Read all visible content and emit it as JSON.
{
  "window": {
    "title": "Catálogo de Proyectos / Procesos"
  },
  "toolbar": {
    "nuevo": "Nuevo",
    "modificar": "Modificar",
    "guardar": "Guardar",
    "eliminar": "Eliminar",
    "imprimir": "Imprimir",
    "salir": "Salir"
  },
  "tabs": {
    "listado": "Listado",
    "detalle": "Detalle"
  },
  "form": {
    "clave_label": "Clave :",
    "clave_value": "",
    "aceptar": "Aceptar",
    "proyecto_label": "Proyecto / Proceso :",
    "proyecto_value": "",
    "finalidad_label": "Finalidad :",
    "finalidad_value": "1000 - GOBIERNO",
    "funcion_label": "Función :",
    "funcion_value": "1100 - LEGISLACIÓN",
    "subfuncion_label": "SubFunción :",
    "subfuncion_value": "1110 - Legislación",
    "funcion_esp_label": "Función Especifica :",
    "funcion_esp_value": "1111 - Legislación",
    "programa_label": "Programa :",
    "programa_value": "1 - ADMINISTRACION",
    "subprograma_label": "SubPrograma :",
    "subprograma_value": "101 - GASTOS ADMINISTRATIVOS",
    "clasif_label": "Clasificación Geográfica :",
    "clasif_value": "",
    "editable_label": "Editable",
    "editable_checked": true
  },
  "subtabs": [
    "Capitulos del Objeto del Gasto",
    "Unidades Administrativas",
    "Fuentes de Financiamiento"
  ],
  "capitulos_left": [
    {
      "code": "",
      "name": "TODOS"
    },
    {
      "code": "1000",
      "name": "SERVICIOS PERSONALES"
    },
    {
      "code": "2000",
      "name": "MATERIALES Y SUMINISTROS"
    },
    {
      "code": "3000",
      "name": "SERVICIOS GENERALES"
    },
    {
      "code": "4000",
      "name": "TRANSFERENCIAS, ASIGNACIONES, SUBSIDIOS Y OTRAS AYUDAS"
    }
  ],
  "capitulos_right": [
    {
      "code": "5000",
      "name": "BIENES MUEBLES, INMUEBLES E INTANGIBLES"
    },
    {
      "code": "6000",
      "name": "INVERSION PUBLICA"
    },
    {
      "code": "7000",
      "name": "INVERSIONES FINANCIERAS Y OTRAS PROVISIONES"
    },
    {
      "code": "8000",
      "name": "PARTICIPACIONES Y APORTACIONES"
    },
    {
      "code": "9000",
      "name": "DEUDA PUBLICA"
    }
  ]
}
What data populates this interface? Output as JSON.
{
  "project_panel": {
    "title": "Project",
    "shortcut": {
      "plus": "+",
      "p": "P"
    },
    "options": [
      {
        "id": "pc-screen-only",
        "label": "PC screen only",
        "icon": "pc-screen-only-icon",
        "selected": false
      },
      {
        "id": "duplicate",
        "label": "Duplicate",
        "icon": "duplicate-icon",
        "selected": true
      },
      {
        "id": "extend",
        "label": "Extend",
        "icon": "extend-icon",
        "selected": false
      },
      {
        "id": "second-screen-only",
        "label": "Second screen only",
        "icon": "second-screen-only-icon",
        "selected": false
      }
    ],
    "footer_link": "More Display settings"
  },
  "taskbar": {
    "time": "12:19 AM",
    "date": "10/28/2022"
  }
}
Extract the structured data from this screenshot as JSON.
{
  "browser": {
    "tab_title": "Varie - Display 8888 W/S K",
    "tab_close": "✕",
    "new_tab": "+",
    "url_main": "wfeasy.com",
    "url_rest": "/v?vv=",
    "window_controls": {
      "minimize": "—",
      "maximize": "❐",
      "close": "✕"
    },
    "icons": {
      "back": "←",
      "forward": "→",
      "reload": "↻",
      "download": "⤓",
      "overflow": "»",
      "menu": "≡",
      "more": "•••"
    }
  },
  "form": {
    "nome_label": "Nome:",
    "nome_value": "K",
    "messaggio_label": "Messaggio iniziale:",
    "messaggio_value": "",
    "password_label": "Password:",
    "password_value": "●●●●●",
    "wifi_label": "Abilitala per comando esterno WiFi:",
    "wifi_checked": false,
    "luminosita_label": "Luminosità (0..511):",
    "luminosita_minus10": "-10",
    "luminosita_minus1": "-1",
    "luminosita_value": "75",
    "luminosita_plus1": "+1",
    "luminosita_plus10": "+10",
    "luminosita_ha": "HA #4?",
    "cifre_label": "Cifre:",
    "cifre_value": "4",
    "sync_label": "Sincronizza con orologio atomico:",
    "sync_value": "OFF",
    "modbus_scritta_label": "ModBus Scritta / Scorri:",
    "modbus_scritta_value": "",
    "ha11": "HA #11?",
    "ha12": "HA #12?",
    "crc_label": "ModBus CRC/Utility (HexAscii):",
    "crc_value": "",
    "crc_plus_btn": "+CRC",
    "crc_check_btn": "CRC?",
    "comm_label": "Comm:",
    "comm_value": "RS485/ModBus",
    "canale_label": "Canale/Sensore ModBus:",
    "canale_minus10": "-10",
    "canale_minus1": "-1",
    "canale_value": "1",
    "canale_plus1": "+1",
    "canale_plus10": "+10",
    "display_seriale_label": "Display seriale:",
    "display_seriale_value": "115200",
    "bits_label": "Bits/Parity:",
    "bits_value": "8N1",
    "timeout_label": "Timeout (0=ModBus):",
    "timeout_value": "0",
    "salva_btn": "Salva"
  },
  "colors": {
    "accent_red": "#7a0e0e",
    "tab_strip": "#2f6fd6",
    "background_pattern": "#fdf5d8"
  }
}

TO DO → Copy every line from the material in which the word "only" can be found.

SOLUTION BELOW →
        "id": "pc-screen-only",
        "label": "PC screen only",
        "icon": "pc-screen-only-icon",
        "id": "second-screen-only",
        "label": "Second screen only",
        "icon": "second-screen-only-icon",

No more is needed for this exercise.